* Dalian exchange may launch iron ore futures before
* Latest China effort to influence iron ore pricing
* Yuan-denominated contract seen key to liquidity
By Manolo Serapio Jr and Ruby Lian
SINGAPORE/SHANGHAI, Oct 8 China's imminent
launch of its first iron ore futures contract could pose a
threat to the $28 billion swaps market in the commodity by
exploiting massive untapped hedging potential at home.
The contract to be offered by the Dalian Commodity Exchange
likely before year-end will be China's latest stab at boosting
its power to price the world's second-largest traded commodity
after oil as a more volatile iron ore market exposes its legion
of steel mills to more risks.
By being the first yuan-denominated iron ore futures
contract, the Dalian exchange can easily draw on the growing
hedging appetite in China, a market that bourses in Singapore,
the United States and Europe have been trying to tap for years.
Beijing has kept a tight rein on overseas derivatives
trading by state-owned firms after many lost billions of dollars
in offshore futures during the global financial crisis.

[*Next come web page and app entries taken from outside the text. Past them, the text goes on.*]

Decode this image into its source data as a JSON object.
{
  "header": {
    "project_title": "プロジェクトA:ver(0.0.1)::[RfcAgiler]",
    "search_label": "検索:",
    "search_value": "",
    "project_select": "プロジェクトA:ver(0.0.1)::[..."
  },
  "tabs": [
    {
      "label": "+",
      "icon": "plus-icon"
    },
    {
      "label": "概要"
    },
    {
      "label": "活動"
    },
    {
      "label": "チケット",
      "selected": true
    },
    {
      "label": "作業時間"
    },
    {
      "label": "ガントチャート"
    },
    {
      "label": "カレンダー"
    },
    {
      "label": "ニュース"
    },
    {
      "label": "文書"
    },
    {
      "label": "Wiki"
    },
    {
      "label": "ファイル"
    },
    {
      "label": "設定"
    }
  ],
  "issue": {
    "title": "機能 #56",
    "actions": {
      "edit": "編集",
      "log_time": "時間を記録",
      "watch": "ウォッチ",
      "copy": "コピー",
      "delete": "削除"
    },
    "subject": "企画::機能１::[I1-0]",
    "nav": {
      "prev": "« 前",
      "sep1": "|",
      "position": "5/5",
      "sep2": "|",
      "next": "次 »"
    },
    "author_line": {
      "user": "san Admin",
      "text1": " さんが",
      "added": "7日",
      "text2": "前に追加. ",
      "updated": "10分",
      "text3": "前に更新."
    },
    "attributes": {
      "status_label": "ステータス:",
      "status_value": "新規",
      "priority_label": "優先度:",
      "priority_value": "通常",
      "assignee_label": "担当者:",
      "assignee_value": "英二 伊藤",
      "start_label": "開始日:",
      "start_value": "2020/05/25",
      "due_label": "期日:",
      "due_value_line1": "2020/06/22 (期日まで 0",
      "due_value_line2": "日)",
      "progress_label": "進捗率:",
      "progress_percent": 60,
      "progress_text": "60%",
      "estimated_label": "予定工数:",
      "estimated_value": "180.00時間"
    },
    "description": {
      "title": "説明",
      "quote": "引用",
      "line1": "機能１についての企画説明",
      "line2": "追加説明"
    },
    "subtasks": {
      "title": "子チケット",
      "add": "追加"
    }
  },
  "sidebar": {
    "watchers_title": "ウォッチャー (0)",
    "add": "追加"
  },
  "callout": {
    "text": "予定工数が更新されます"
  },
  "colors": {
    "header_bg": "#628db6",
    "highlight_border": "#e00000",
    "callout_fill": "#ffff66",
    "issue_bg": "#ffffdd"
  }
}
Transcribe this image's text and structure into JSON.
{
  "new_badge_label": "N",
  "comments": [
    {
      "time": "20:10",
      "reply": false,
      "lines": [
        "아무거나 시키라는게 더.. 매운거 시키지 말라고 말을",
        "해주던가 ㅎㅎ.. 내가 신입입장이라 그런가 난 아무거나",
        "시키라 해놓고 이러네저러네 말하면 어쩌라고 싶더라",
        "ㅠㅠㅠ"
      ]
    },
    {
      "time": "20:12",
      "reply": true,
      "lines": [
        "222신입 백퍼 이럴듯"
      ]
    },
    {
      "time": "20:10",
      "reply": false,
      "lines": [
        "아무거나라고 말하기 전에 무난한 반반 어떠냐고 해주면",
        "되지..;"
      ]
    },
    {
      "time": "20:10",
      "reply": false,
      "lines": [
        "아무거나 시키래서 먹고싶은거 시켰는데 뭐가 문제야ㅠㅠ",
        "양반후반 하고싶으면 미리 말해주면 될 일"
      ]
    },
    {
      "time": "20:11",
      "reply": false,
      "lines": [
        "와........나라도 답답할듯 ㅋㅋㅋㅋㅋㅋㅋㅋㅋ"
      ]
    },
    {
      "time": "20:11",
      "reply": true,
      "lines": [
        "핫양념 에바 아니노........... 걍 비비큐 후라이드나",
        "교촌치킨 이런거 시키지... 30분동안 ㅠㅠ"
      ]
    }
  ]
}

The lack of a domestic hedging tool has led Chinese
companies to increase their use of the U.S. dollar-denominated
cash-settled swaps offered by the Singapore Exchange (SGX)
and CME Group.
"The market is in China, so Dalian's futures will attract a
big number of domestic companies because this can help them
avoid currency volatilities and restrictions which is a big
challenge to Singapore's swaps," said Zhao Qian, a senior broker
with CITIC Securities Futures in Shanghai.
"In the longer term, Beijing hopes to gain more pricing
power via its own futures and it is hoping it can become a
China buys at least 60 percent of the world's seaborne iron
ore and last year that reached a record 744 million tonnes,
almost seven times the size of swaps cleared by the Singapore
Exchange, pointing to the huge hedging opportunity in China.
"There's no doubt the Dalian exchange will do a lot because
there is a hell of a lot of untapped liquidity in China that is
not trading iron ore swaps," said a Singapore-based broker.
With more than 127 million tonnes traded last year, the
swaps market accounts for just over a tenth of the 1.1 billion
tonnes of seaborne iron ore sold annually.
But the volume is rapidly increasing. In January to
September this year, nearly 210 million tonnes of swaps have
been traded, valued at $28.3 billion based on the average price
of about $135 a tonne. SGX clears over 90 percent of global iron
A launch of the futures contract may happen before the year
ends after the Dalian Commodity Exchange secured regulatory
approval in mid-September. It will be the first iron ore futures
contract that is backed by physical delivery.
If the strong debut of China's thermal coal futures on the Dalian bourse is any indication, the iron ore
contract should see brisk demand.
China is also the world's top consumer of coal.
The iron ore futures contract adds to China's suite of
hedging tools for steelmaking raw materials that includes coking
coal and coke. Its Shanghai Futures Exchange has rebar, the
world's most liquid steel futures, that iron ore swaps traders
closely track for trading cues.
SGX, on its part, is not worried about the Dalian contract
launch, saying it is a complementary product to its swaps and
that there is a market for swaps outside of China.
"If liquidity grows onshore in China, liquidity offshore is
able to grow because you're leaning on another layer," Michael
Syn, head of derivatives at SGX, told Reuters.
"And the Chinese aren't the only ones playing on iron ore.
There's still as many people outside of China who need to hedge
as there are in China," Syn said.
SGX began offering cash-settled iron ore futures in April in
response to regulatory changes in the United States where some
of its clients are. But bulk of its business remained in swaps.
Some market participants say the size of each lot - 100
tonnes based on Dalian's plan - may be too small for big Chinese
mills to hedge and may only draw retail investors looking to
make quick cash. In comparison, each lot of SGX's swaps is 500
Providing adequate liquidity may be a tough task for a
fledgling futures market. Previous attempts to launch iron ore
futures have suffered from low liquidity, including contracts
from the Singapore Mercantile Exchange, India's Multi Commodity
Exchange and Indian Commodity Exchange and CME.
Nonetheless, the market looks headed towards futures,
"Swaps brokers are very well aware that this will eventually
happen, futures is the way to go. These brokers should start
looking for jobs," said a Singapore trader who handles physical